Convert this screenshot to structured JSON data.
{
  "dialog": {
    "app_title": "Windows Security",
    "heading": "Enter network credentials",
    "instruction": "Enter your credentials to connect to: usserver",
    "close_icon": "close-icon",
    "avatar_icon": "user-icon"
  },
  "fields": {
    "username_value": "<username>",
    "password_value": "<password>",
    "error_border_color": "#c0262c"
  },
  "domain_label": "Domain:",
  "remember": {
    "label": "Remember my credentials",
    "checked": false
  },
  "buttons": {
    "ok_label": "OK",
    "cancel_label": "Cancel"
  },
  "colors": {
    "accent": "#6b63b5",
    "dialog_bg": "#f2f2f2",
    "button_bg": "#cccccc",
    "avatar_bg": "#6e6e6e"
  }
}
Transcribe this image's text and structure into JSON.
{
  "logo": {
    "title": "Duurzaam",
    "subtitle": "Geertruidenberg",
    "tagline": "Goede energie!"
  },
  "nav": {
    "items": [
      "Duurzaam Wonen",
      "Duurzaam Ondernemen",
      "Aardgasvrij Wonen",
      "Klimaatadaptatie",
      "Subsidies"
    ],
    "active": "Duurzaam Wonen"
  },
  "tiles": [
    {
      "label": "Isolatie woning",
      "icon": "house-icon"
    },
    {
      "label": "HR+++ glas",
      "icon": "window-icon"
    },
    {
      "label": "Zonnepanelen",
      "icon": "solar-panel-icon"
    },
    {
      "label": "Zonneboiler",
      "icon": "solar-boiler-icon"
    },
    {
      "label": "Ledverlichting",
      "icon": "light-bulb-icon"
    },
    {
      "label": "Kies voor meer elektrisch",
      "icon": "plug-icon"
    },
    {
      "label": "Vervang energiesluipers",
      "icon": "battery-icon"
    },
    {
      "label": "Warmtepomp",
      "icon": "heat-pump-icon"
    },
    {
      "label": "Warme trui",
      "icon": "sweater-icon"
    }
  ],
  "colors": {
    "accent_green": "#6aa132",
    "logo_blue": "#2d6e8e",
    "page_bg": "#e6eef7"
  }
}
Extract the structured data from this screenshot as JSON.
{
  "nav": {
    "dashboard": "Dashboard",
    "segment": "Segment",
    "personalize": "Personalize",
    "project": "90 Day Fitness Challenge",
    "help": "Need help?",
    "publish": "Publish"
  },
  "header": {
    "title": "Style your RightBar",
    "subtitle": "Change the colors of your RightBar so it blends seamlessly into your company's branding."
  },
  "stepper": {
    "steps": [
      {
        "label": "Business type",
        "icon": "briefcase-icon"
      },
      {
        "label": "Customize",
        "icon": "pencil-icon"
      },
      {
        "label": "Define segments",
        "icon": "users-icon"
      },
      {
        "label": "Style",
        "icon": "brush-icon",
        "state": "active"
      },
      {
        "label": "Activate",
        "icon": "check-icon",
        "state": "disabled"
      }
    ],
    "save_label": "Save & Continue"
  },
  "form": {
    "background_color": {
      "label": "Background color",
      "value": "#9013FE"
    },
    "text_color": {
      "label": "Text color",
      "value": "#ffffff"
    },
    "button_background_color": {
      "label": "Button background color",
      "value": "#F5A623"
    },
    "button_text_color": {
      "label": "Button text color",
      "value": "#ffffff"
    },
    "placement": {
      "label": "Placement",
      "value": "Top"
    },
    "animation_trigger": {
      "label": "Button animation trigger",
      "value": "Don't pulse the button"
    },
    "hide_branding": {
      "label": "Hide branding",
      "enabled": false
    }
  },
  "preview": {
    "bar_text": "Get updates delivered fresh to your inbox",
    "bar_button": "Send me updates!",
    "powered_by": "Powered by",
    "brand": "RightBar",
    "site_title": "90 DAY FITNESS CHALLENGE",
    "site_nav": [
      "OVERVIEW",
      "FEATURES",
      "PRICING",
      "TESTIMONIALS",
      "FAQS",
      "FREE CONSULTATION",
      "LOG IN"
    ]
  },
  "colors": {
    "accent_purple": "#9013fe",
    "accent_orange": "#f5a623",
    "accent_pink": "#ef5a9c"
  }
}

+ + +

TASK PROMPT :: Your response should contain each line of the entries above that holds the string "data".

TASK RESULT ::
Convert this screenshot to structured JSON data.
Extract the structured data from this screenshot as JSON.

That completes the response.